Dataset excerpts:
********************
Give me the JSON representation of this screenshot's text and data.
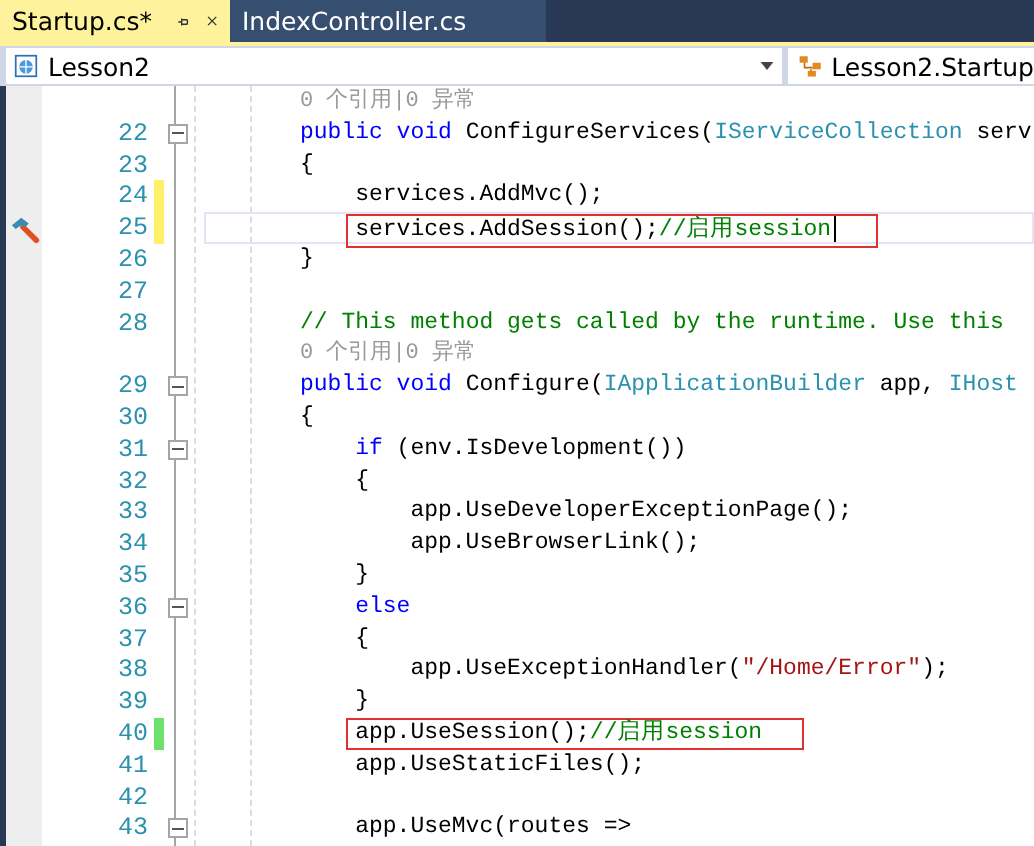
{
  "tabs": [
    {
      "label": "Startup.cs*",
      "selected": true
    },
    {
      "label": "IndexController.cs",
      "selected": false
    }
  ],
  "nav": {
    "project": "Lesson2",
    "class": "Lesson2.Startup"
  },
  "lines": [
    {
      "kind": "lens",
      "text": "0 个引用|0 异常"
    },
    {
      "kind": "code",
      "number": "22",
      "fold": true,
      "tokens": [
        {
          "kind": "kw",
          "s": "public void "
        },
        {
          "kind": "plain",
          "s": "ConfigureServices("
        },
        {
          "kind": "type",
          "s": "IServiceCollection"
        },
        {
          "kind": "plain",
          "s": " serv"
        }
      ]
    },
    {
      "kind": "code",
      "number": "23",
      "tokens": [
        {
          "kind": "plain",
          "s": "{"
        }
      ],
      "children": [
        {
          "kind": "code",
          "number": "24",
          "change": {
            "color": "#fff06a"
          },
          "tokens": [
            {
              "kind": "plain",
              "s": "services.AddMvc();"
            }
          ]
        },
        {
          "kind": "code",
          "number": "25",
          "change": {
            "color": "#fff06a"
          },
          "current": true,
          "boxed": true,
          "hammer": true,
          "tokens": [
            {
              "kind": "plain",
              "s": "services.AddSession();"
            },
            {
              "kind": "comment",
              "s": "//启用session"
            }
          ]
        }
      ]
    },
    {
      "kind": "code",
      "number": "26",
      "tokens": [
        {
          "kind": "plain",
          "s": "}"
        }
      ]
    },
    {
      "kind": "code",
      "number": "27"
    },
    {
      "kind": "code",
      "number": "28",
      "tokens": [
        {
          "kind": "comment",
          "s": "// This method gets called by the runtime. Use this"
        }
      ]
    },
    {
      "kind": "lens",
      "text": "0 个引用|0 异常"
    },
    {
      "kind": "code",
      "number": "29",
      "fold": true,
      "tokens": [
        {
          "kind": "kw",
          "s": "public void "
        },
        {
          "kind": "plain",
          "s": "Configure("
        },
        {
          "kind": "type",
          "s": "IApplicationBuilder"
        },
        {
          "kind": "plain",
          "s": " app, "
        },
        {
          "kind": "type",
          "s": "IHost"
        }
      ]
    },
    {
      "kind": "code",
      "number": "30",
      "tokens": [
        {
          "kind": "plain",
          "s": "{"
        }
      ],
      "children": [
        {
          "kind": "code",
          "number": "31",
          "fold": true,
          "tokens": [
            {
              "kind": "kw",
              "s": "if"
            },
            {
              "kind": "plain",
              "s": " (env.IsDevelopment())"
            }
          ]
        },
        {
          "kind": "code",
          "number": "32",
          "tokens": [
            {
              "kind": "plain",
              "s": "{"
            }
          ],
          "children": [
            {
              "kind": "code",
              "number": "33",
              "tokens": [
                {
                  "kind": "plain",
                  "s": "app.UseDeveloperExceptionPage();"
                }
              ]
            },
            {
              "kind": "code",
              "number": "34",
              "tokens": [
                {
                  "kind": "plain",
                  "s": "app.UseBrowserLink();"
                }
              ]
            }
          ]
        },
        {
          "kind": "code",
          "number": "35",
          "tokens": [
            {
              "kind": "plain",
              "s": "}"
            }
          ]
        },
        {
          "kind": "code",
          "number": "36",
          "fold": true,
          "tokens": [
            {
              "kind": "kw",
              "s": "else"
            }
          ]
        },
        {
          "kind": "code",
          "number": "37",
          "tokens": [
            {
              "kind": "plain",
              "s": "{"
            }
          ],
          "children": [
            {
              "kind": "code",
              "number": "38",
              "tokens": [
                {
                  "kind": "plain",
                  "s": "app.UseExceptionHandler("
                },
                {
                  "kind": "string",
                  "s": "\"/Home/Error\""
                },
                {
                  "kind": "plain",
                  "s": ");"
                }
              ]
            }
          ]
        },
        {
          "kind": "code",
          "number": "39",
          "tokens": [
            {
              "kind": "plain",
              "s": "}"
            }
          ]
        },
        {
          "kind": "code",
          "number": "40",
          "change": {
            "color": "#6ce26c"
          },
          "boxed": true,
          "tokens": [
            {
              "kind": "plain",
              "s": "app.UseSession();"
            },
            {
              "kind": "comment",
              "s": "//启用session"
            }
          ]
        },
        {
          "kind": "code",
          "number": "41",
          "tokens": [
            {
              "kind": "plain",
              "s": "app.UseStaticFiles();"
            }
          ]
        },
        {
          "kind": "code",
          "number": "42"
        },
        {
          "kind": "code",
          "number": "43",
          "fold": true,
          "tokens": [
            {
              "kind": "plain",
              "s": "app.UseMvc(routes =>"
            }
          ]
        }
      ]
    }
  ]
}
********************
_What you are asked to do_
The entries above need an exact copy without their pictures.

_Answer to the exercise_
Give me the JSON representation of this screenshot's text and data.
{
  "tabs": [
    {
      "label": "Startup.cs*",
      "selected": true
    },
    {
      "label": "IndexController.cs",
      "selected": false
    }
  ],
  "nav": {
    "project": "Lesson2",
    "class": "Lesson2.Startup"
  },
  "lines": [
    {
      "kind": "lens",
      "text": "0 个引用|0 异常"
    },
    {
      "kind": "code",
      "number": "22",
      "fold": true,
      "tokens": [
        {
          "kind": "kw",
          "s": "public void "
        },
        {
          "kind": "plain",
          "s": "ConfigureServices("
        },
        {
          "kind": "type",
          "s": "IServiceCollection"
        },
        {
          "kind": "plain",
          "s": " serv"
        }
      ]
    },
    {
      "kind": "code",
      "number": "23",
      "tokens": [
        {
          "kind": "plain",
          "s": "{"
        }
      ],
      "children": [
        {
          "kind": "code",
          "number": "24",
          "change": {
            "color": "#fff06a"
          },
          "tokens": [
            {
              "kind": "plain",
              "s": "services.AddMvc();"
            }
          ]
        },
        {
          "kind": "code",
          "number": "25",
          "change": {
            "color": "#fff06a"
          },
          "current": true,
          "boxed": true,
          "hammer": true,
          "tokens": [
            {
              "kind": "plain",
              "s": "services.AddSession();"
            },
            {
              "kind": "comment",
              "s": "//启用session"
            }
          ]
        }
      ]
    },
    {
      "kind": "code",
      "number": "26",
      "tokens": [
        {
          "kind": "plain",
          "s": "}"
        }
      ]
    },
    {
      "kind": "code",
      "number": "27"
    },
    {
      "kind": "code",
      "number": "28",
      "tokens": [
        {
          "kind": "comment",
          "s": "// This method gets called by the runtime. Use this"
        }
      ]
    },
    {
      "kind": "lens",
      "text": "0 个引用|0 异常"
    },
    {
      "kind": "code",
      "number": "29",
      "fold": true,
      "tokens": [
        {
          "kind": "kw",
          "s": "public void "
        },
        {
          "kind": "plain",
          "s": "Configure("
        },
        {
          "kind": "type",
          "s": "IApplicationBuilder"
        },
        {
          "kind": "plain",
          "s": " app, "
        },
        {
          "kind": "type",
          "s": "IHost"
        }
      ]
    },
    {
      "kind": "code",
      "number": "30",
      "tokens": [
        {
          "kind": "plain",
          "s": "{"
        }
      ],
      "children": [
        {
          "kind": "code",
          "number": "31",
          "fold": true,
          "tokens": [
            {
              "kind": "kw",
              "s": "if"
            },
            {
              "kind": "plain",
              "s": " (env.IsDevelopment())"
            }
          ]
        },
        {
          "kind": "code",
          "number": "32",
          "tokens": [
            {
              "kind": "plain",
              "s": "{"
            }
          ],
          "children": [
            {
              "kind": "code",
              "number": "33",
              "tokens": [
                {
                  "kind": "plain",
                  "s": "app.UseDeveloperExceptionPage();"
                }
              ]
            },
            {
              "kind": "code",
              "number": "34",
              "tokens": [
                {
                  "kind": "plain",
                  "s": "app.UseBrowserLink();"
                }
              ]
            }
          ]
        },
        {
          "kind": "code",
          "number": "35",
          "tokens": [
            {
              "kind": "plain",
              "s": "}"
            }
          ]
        },
        {
          "kind": "code",
          "number": "36",
          "fold": true,
          "tokens": [
            {
              "kind": "kw",
              "s": "else"
            }
          ]
        },
        {
          "kind": "code",
          "number": "37",
          "tokens": [
            {
              "kind": "plain",
              "s": "{"
            }
          ],
          "children": [
            {
              "kind": "code",
              "number": "38",
              "tokens": [
                {
                  "kind": "plain",
                  "s": "app.UseExceptionHandler("
                },
                {
                  "kind": "string",
                  "s": "\"/Home/Error\""
                },
                {
                  "kind": "plain",
                  "s": ");"
                }
              ]
            }
          ]
        },
        {
          "kind": "code",
          "number": "39",
          "tokens": [
            {
              "kind": "plain",
              "s": "}"
            }
          ]
        },
        {
          "kind": "code",
          "number": "40",
          "change": {
            "color": "#6ce26c"
          },
          "boxed": true,
          "tokens": [
            {
              "kind": "plain",
              "s": "app.UseSession();"
            },
            {
              "kind": "comment",
              "s": "//启用session"
            }
          ]
        },
        {
          "kind": "code",
          "number": "41",
          "tokens": [
            {
              "kind": "plain",
              "s": "app.UseStaticFiles();"
            }
          ]
        },
        {
          "kind": "code",
          "number": "42"
        },
        {
          "kind": "code",
          "number": "43",
          "fold": true,
          "tokens": [
            {
              "kind": "plain",
              "s": "app.UseMvc(routes =>"
            }
          ]
        }
      ]
    }
  ]
}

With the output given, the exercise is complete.